Secrets from | Victoria and Albert Museum
Posted on May 19th, 2020
Picking my favourite museum on International Museum Day when there are so many wonderful museums around the world is very hard.
Whilst I relish visiting so many of London’s museums and galleries, it will always be the Victoria and Albert Museum, aka the V&A that truly holds my heart.
Recently I was asked to contribute to an article by The Curious Pixie on my favourite London museum. It made me think that there is so much more to tell you about this treasure trove.
Having volunteered at the V&A since 2013, I wanted to share a bit of its magic. Even more so now that the museum is shut and you can’t see it for yourselves.
The museum’s collection spans over two thousand years of decorative art, including the history of art and design in virtually every medium and from all corners of the world.
A little Victoria & Albert history
The V&A was established in 1857 after the enormous success of the The Great Exhibition in 1856. The profits from the Exhibition were used to establish the Museum of Manufacturers, as it was originally known.

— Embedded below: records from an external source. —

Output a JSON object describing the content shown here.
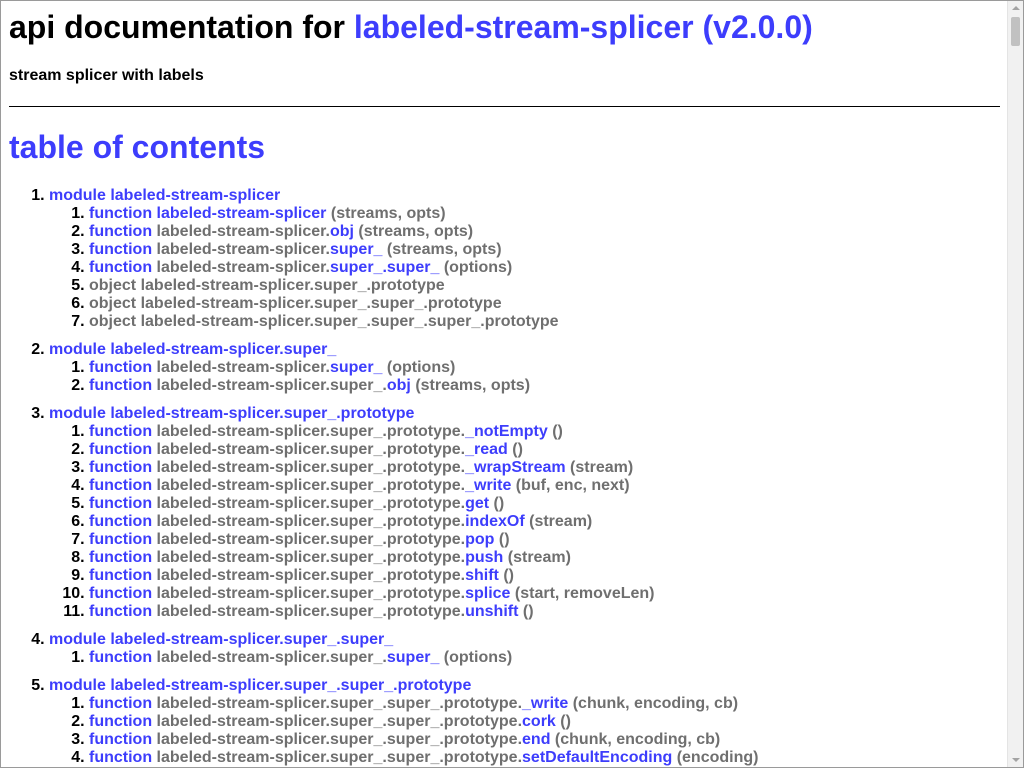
{
  "header": {
    "title_prefix": "api documentation for",
    "package_link": "labeled-stream-splicer (v2.0.0)",
    "description": "stream splicer with labels"
  },
  "toc": {
    "heading": "table of contents",
    "modules": [
      {
        "label": "module labeled-stream-splicer",
        "items": [
          {
            "kind": "function",
            "prefix": "",
            "name": "labeled-stream-splicer",
            "args": "(streams, opts)"
          },
          {
            "kind": "function",
            "prefix": "labeled-stream-splicer.",
            "name": "obj",
            "args": "(streams, opts)"
          },
          {
            "kind": "function",
            "prefix": "labeled-stream-splicer.",
            "name": "super_",
            "args": "(streams, opts)"
          },
          {
            "kind": "function",
            "prefix": "labeled-stream-splicer.",
            "name": "super_.super_",
            "args": "(options)"
          },
          {
            "kind": "object",
            "prefix": "labeled-stream-splicer.super_.prototype",
            "name": "",
            "args": ""
          },
          {
            "kind": "object",
            "prefix": "labeled-stream-splicer.super_.super_.prototype",
            "name": "",
            "args": ""
          },
          {
            "kind": "object",
            "prefix": "labeled-stream-splicer.super_.super_.super_.prototype",
            "name": "",
            "args": ""
          }
        ]
      },
      {
        "label": "module labeled-stream-splicer.super_",
        "items": [
          {
            "kind": "function",
            "prefix": "labeled-stream-splicer.",
            "name": "super_",
            "args": "(options)"
          },
          {
            "kind": "function",
            "prefix": "labeled-stream-splicer.super_.",
            "name": "obj",
            "args": "(streams, opts)"
          }
        ]
      },
      {
        "label": "module labeled-stream-splicer.super_.prototype",
        "items": [
          {
            "kind": "function",
            "prefix": "labeled-stream-splicer.super_.prototype.",
            "name": "_notEmpty",
            "args": "()"
          },
          {
            "kind": "function",
            "prefix": "labeled-stream-splicer.super_.prototype.",
            "name": "_read",
            "args": "()"
          },
          {
            "kind": "function",
            "prefix": "labeled-stream-splicer.super_.prototype.",
            "name": "_wrapStream",
            "args": "(stream)"
          },
          {
            "kind": "function",
            "prefix": "labeled-stream-splicer.super_.prototype.",
            "name": "_write",
            "args": "(buf, enc, next)"
          },
          {
            "kind": "function",
            "prefix": "labeled-stream-splicer.super_.prototype.",
            "name": "get",
            "args": "()"
          },
          {
            "kind": "function",
            "prefix": "labeled-stream-splicer.super_.prototype.",
            "name": "indexOf",
            "args": "(stream)"
          },
          {
            "kind": "function",
            "prefix": "labeled-stream-splicer.super_.prototype.",
            "name": "pop",
            "args": "()"
          },
          {
            "kind": "function",
            "prefix": "labeled-stream-splicer.super_.prototype.",
            "name": "push",
            "args": "(stream)"
          },
          {
            "kind": "function",
            "prefix": "labeled-stream-splicer.super_.prototype.",
            "name": "shift",
            "args": "()"
          },
          {
            "kind": "function",
            "prefix": "labeled-stream-splicer.super_.prototype.",
            "name": "splice",
            "args": "(start, removeLen)"
          },
          {
            "kind": "function",
            "prefix": "labeled-stream-splicer.super_.prototype.",
            "name": "unshift",
            "args": "()"
          }
        ]
      },
      {
        "label": "module labeled-stream-splicer.super_.super_",
        "items": [
          {
            "kind": "function",
            "prefix": "labeled-stream-splicer.super_.",
            "name": "super_",
            "args": "(options)"
          }
        ]
      },
      {
        "label": "module labeled-stream-splicer.super_.super_.prototype",
        "items": [
          {
            "kind": "function",
            "prefix": "labeled-stream-splicer.super_.super_.prototype.",
            "name": "_write",
            "args": "(chunk, encoding, cb)"
          },
          {
            "kind": "function",
            "prefix": "labeled-stream-splicer.super_.super_.prototype.",
            "name": "cork",
            "args": "()"
          },
          {
            "kind": "function",
            "prefix": "labeled-stream-splicer.super_.super_.prototype.",
            "name": "end",
            "args": "(chunk, encoding, cb)"
          },
          {
            "kind": "function",
            "prefix": "labeled-stream-splicer.super_.super_.prototype.",
            "name": "setDefaultEncoding",
            "args": "(encoding)"
          }
        ]
      }
    ]
  },
  "colors": {
    "link": "#3d3dfc",
    "muted": "#6f6f6f"
  }
}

In 1857 it was moved to its present site in South Kensington and renamed the South Kensington Museum. Generous funding and a less competitive art market meant the museum was able to make many valuable and important acquisitions.
In 1899 Queen Victoria laid the foundation stone for a new building and the museum was renamed the Victoria and Albert Museum.
7 facts you need to know about the V&A
- Queen Victoria really wanted to call the V&A the “Albert Museum”. She wanted Albert recognised for the support he had given the foundation but she was overruled.
- Part of the V&A was built for the National Gallery which had run out of space in Trafalgar Square and insisted on having a separate entrance for its visitors.
- The V&A was the first museum in the world to provide a public restaurant.
- The V&A was the first museum in the world to use gas lighting in the galleries which enabled it to open in the evening – an antidote to the gin palace!
- Visitors were given free admission on 3 days a week. They were charged 6d for entry on the other 3 days. The purpose of charging days was to keep the museum quiet for students.
- In 1873 the Chancellor of the Exchequer, Robert Lowe, plotted unsuccessfully to have the South Kensington Museum taken over by the British Museum.
- Some of the mosaic floors in the museum were made by the ‘lady convicts’ of Woking Prison.
It is no wonder that in 2020 the Victoria and Albert Museum stands as one of the finest Victorian buildings in Britain. Housing unrivalled collections and home to International exhibitions that have subsequently travelled the world it is the beating heart of Albertropolis in South Kensington.
The excellence of every art must consist in the complete accomplishment of its purposeSir Joshua Reynolds, Inscribed over the main entrance to the V&A
If every visitor donated £2 each time they visited the museum it would be very rich but instead they rely on donors, donations and exhibitions. Covid-19 may have changed that when the museum re-opens.
We have been exceptionally lucky that our museums are free and it would be nice if it remains that way. That will depend on a little more generosity from ourselves by way of donations each time we visit.
Victoria & Albert Museum
South Kensington, SW7